WORK INSTRUCTIONS => Using the listing below, return every line that includes "value".

DATA FOR THIS EXERCISE =>
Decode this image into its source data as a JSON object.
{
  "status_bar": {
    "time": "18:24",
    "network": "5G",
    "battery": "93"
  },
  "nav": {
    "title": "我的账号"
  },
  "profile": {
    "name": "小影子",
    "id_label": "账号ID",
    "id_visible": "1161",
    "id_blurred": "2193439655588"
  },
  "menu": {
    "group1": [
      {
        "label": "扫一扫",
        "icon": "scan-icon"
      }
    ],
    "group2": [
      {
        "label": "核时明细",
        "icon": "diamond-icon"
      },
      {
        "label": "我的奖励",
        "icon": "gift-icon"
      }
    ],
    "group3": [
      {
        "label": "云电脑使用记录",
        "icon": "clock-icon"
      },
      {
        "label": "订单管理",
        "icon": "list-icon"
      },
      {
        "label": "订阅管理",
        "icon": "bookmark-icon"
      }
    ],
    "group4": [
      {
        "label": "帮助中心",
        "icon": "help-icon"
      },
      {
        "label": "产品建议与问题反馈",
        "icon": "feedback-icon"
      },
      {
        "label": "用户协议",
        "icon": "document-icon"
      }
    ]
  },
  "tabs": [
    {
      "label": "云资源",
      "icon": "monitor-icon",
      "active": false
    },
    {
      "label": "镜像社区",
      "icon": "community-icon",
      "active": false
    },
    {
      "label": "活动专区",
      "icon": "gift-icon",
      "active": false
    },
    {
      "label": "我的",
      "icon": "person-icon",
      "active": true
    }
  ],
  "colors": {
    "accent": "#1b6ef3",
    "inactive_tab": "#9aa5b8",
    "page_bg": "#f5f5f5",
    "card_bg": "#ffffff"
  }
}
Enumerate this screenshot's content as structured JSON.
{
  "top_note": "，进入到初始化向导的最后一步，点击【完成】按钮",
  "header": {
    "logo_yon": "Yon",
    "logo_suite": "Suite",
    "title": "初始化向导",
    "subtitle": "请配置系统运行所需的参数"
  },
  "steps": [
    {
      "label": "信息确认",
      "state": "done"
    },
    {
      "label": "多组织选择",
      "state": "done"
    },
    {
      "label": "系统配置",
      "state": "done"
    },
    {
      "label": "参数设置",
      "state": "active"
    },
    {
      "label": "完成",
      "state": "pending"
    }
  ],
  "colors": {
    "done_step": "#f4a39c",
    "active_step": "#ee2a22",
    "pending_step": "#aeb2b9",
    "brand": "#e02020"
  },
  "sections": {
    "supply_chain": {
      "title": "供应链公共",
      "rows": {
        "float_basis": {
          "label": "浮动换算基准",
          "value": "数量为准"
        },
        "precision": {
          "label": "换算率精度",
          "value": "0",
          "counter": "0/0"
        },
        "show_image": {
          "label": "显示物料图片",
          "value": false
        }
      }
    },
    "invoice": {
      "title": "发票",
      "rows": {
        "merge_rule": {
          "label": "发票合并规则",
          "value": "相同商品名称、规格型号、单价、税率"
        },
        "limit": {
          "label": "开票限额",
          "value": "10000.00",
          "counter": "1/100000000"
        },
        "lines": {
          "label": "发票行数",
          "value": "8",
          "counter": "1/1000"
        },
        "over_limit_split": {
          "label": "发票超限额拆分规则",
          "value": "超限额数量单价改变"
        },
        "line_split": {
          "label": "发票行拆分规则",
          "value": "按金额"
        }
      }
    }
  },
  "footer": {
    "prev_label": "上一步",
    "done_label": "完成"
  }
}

TASK RESULT =>
          "value": "数量为准"
          "value": "0",
          "value": false
          "value": "相同商品名称、规格型号、单价、税率"
          "value": "10000.00",
          "value": "8",
          "value": "超限额数量单价改变"
          "value": "按金额"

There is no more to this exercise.